* Record set:
- - - - -

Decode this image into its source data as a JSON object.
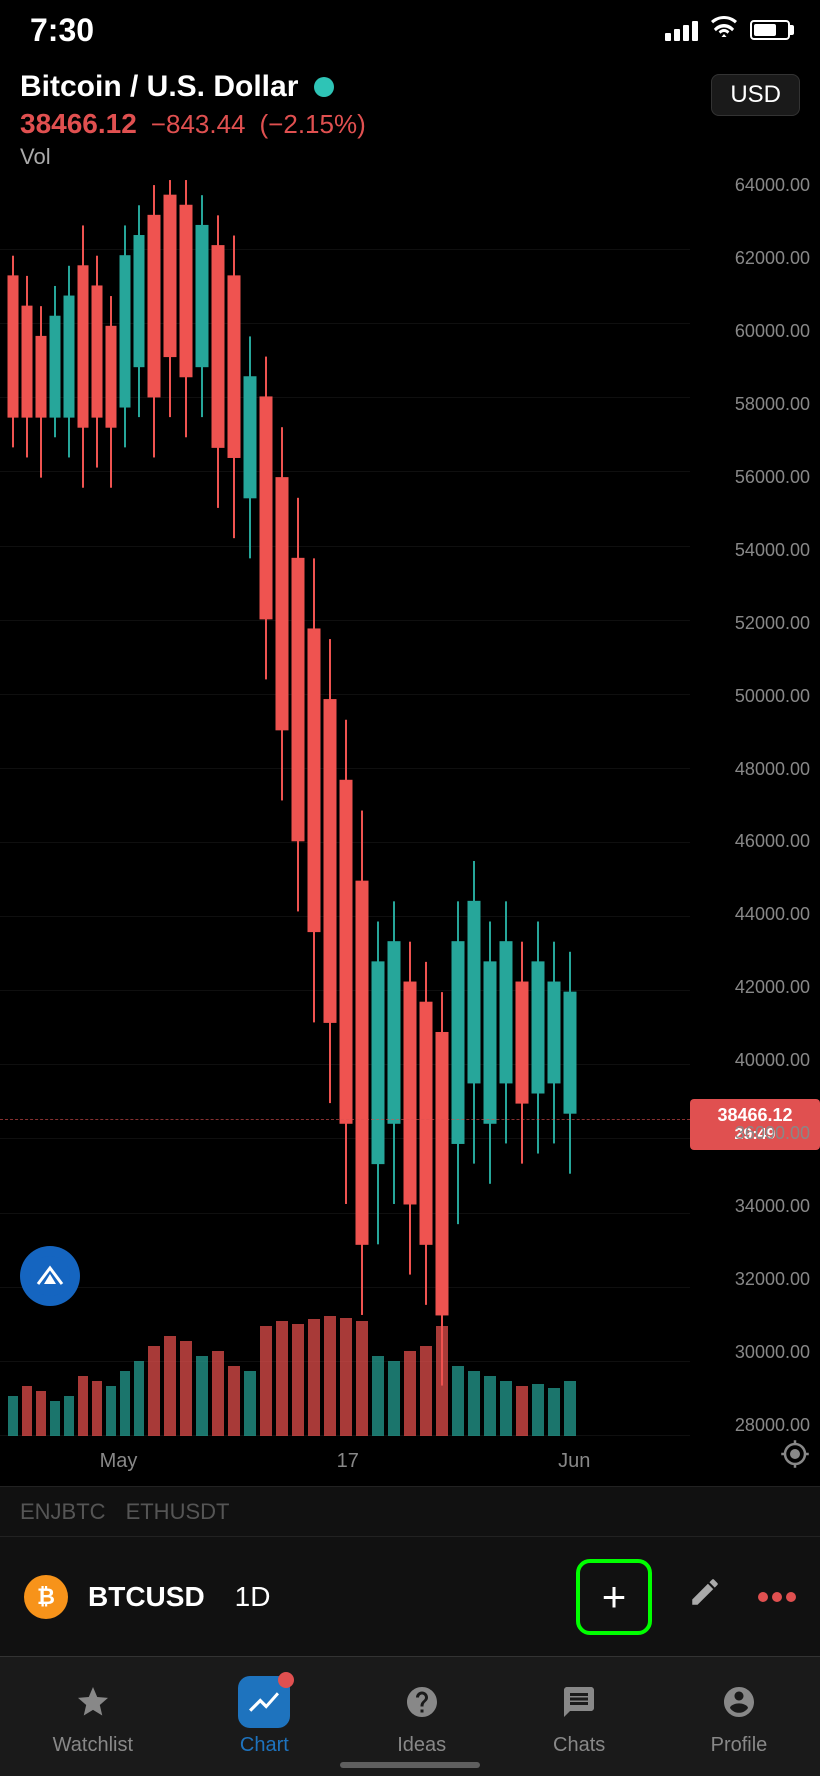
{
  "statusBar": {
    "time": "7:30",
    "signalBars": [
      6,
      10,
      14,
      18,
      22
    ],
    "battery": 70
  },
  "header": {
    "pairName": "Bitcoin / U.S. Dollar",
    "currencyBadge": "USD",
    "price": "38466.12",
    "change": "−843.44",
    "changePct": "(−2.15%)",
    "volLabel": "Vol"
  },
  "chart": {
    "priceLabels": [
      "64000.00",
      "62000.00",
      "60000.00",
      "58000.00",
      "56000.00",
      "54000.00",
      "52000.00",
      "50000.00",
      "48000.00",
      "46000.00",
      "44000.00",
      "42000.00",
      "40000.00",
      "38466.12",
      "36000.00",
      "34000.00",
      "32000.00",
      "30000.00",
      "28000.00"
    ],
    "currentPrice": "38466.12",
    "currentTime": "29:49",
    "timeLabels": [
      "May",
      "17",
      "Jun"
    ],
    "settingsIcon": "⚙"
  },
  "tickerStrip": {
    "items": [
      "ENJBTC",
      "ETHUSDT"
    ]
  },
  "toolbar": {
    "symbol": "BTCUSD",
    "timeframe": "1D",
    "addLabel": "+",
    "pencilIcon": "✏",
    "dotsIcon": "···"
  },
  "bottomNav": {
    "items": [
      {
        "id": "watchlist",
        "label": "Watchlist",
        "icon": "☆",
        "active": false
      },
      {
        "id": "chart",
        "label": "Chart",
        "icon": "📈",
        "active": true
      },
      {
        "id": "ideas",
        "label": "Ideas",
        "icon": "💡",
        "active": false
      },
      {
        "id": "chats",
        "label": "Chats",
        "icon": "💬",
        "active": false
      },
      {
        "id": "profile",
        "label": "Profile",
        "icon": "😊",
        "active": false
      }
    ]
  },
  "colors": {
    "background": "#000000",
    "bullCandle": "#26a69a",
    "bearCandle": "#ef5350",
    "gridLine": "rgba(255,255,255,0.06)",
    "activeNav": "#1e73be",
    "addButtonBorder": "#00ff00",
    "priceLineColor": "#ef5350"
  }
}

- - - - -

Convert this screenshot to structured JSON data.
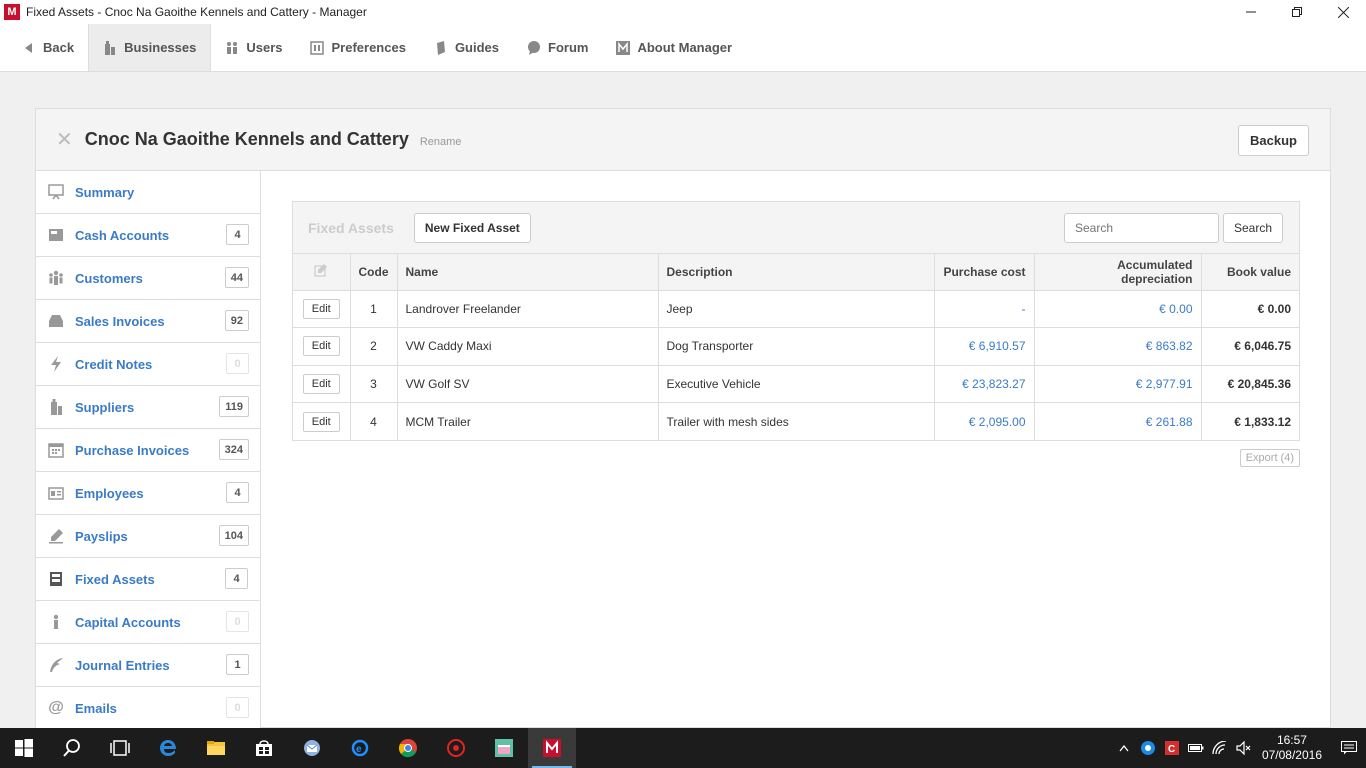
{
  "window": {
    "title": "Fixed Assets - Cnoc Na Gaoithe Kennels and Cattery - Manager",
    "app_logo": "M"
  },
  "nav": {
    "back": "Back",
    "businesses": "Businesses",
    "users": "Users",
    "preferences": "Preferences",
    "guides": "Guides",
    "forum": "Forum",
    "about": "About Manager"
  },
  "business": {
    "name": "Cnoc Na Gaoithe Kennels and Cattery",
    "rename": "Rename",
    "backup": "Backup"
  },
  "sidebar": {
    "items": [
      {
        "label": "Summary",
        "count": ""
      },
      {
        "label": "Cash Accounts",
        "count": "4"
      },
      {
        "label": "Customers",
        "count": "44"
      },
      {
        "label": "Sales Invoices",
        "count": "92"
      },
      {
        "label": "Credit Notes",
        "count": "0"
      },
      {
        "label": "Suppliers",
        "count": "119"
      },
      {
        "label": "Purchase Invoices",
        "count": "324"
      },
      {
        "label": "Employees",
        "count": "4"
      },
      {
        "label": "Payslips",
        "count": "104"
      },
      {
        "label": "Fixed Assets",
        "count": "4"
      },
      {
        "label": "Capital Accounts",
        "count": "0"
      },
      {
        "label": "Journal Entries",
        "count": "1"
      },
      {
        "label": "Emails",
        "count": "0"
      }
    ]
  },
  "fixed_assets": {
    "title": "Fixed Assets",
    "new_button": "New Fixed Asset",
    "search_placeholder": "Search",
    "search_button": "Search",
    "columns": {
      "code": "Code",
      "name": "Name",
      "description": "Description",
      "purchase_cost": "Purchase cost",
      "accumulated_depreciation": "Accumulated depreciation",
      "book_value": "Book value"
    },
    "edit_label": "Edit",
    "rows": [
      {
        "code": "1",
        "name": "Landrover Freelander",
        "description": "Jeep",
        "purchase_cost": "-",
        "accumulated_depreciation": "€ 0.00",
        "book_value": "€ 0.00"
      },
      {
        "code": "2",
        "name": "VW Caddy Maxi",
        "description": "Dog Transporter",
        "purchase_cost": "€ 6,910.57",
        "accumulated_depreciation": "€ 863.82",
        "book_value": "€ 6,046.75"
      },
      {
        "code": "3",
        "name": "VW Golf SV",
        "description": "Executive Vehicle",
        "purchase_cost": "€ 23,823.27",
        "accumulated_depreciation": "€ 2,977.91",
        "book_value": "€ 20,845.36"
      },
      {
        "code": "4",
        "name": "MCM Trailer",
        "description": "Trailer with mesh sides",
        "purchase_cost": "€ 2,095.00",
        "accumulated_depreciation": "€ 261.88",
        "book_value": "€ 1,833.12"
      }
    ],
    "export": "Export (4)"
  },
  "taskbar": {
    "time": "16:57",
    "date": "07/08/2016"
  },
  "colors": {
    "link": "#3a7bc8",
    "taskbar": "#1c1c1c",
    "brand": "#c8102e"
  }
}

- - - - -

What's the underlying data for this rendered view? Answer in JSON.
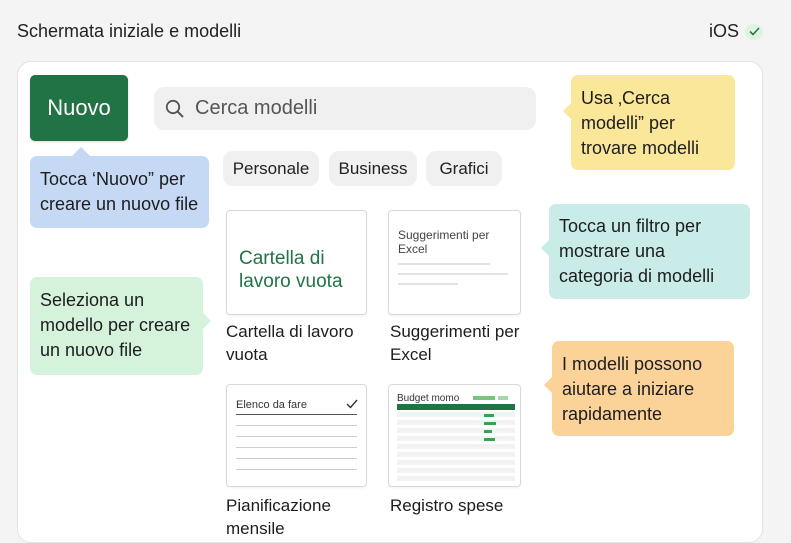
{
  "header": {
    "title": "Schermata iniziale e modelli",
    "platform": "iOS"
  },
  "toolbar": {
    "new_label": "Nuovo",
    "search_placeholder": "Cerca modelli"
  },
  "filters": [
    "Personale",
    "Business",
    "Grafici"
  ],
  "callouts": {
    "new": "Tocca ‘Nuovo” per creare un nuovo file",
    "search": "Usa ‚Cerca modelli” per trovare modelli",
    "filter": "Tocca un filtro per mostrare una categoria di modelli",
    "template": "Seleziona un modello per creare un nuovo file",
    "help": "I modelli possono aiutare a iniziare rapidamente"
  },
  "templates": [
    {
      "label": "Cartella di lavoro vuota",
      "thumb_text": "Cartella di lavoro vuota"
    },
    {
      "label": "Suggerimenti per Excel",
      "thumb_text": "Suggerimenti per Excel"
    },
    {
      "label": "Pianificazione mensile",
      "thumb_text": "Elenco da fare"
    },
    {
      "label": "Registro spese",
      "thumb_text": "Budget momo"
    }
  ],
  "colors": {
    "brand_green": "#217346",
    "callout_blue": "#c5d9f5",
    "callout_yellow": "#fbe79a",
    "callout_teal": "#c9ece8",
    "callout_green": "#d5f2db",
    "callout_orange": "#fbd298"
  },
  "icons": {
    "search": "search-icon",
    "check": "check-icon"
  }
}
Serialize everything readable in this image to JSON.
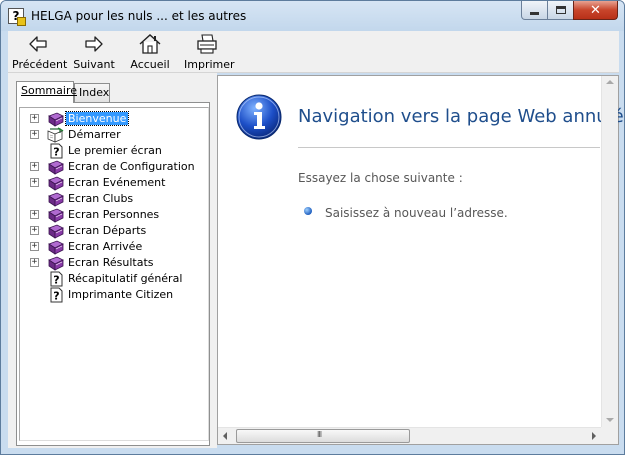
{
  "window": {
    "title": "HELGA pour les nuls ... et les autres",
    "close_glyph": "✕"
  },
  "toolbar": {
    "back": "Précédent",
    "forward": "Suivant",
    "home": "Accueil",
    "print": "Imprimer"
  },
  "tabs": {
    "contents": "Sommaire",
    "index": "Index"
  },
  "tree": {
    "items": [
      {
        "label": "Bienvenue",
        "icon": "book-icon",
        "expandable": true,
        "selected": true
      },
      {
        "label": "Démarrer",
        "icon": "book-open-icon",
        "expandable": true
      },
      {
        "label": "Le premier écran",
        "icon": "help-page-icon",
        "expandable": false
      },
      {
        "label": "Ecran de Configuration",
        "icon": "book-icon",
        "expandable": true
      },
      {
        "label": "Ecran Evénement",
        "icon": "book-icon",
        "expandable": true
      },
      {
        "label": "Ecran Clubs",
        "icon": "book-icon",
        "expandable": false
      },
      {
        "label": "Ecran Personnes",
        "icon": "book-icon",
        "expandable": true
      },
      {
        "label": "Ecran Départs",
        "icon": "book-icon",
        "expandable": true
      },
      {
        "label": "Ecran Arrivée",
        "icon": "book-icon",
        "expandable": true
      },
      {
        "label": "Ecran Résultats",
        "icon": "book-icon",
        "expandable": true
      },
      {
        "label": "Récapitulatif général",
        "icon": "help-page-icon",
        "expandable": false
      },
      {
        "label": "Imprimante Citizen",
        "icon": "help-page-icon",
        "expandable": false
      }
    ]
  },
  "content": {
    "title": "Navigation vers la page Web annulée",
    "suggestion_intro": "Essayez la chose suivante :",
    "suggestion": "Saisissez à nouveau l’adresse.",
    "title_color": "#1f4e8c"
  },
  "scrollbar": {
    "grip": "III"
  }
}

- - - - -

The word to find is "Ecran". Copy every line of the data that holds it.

        "label": "Ecran de Configuration",
        "label": "Ecran Evénement",
        "label": "Ecran Clubs",
        "label": "Ecran Personnes",
        "label": "Ecran Départs",
        "label": "Ecran Arrivée",
        "label": "Ecran Résultats",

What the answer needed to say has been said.